Records: Begin

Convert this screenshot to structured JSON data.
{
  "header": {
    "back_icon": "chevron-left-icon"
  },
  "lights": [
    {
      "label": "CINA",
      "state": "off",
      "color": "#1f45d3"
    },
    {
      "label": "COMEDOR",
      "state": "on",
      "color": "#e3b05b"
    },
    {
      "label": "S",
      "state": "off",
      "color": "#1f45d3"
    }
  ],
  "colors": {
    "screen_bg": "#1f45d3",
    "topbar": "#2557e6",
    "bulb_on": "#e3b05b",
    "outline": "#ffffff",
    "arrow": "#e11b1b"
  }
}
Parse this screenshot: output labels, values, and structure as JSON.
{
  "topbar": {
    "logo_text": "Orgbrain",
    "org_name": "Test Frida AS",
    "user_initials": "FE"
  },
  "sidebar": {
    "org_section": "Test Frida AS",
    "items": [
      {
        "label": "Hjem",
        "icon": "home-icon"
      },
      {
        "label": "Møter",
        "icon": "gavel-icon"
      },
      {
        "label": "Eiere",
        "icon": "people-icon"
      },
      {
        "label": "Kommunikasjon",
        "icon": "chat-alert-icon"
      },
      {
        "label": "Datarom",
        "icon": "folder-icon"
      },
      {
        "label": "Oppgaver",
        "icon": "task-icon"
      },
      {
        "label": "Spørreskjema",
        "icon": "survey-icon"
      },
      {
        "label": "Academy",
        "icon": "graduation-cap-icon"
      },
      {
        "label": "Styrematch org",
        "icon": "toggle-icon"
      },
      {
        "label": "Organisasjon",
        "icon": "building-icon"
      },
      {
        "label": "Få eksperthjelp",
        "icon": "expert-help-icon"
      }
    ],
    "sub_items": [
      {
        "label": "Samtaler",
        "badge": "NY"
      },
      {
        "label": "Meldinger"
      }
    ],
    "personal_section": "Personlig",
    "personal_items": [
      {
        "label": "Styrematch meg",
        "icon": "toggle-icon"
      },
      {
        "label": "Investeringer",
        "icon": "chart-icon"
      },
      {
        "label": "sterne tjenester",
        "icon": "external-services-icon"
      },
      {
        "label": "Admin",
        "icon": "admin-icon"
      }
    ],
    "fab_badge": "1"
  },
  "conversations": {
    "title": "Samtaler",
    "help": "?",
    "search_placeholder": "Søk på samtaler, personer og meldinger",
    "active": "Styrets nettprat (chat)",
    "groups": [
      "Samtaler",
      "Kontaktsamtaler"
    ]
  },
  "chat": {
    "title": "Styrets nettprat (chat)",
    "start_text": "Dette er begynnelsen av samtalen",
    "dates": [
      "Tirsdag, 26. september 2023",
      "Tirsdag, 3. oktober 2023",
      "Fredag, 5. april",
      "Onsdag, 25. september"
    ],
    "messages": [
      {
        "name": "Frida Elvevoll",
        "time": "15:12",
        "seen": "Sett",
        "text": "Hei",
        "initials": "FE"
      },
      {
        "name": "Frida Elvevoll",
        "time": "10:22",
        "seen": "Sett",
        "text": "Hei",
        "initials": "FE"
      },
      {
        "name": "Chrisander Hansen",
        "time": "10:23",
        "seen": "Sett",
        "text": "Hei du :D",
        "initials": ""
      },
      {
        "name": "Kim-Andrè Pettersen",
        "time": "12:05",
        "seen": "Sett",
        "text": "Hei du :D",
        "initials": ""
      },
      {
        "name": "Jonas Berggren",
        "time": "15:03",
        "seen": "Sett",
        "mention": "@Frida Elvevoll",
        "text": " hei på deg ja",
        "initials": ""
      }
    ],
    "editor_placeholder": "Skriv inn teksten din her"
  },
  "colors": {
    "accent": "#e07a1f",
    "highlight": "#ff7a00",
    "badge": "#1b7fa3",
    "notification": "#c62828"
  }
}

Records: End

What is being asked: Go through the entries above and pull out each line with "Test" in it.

Solution to the problem:
    "org_name": "Test Frida AS",
    "org_section": "Test Frida AS",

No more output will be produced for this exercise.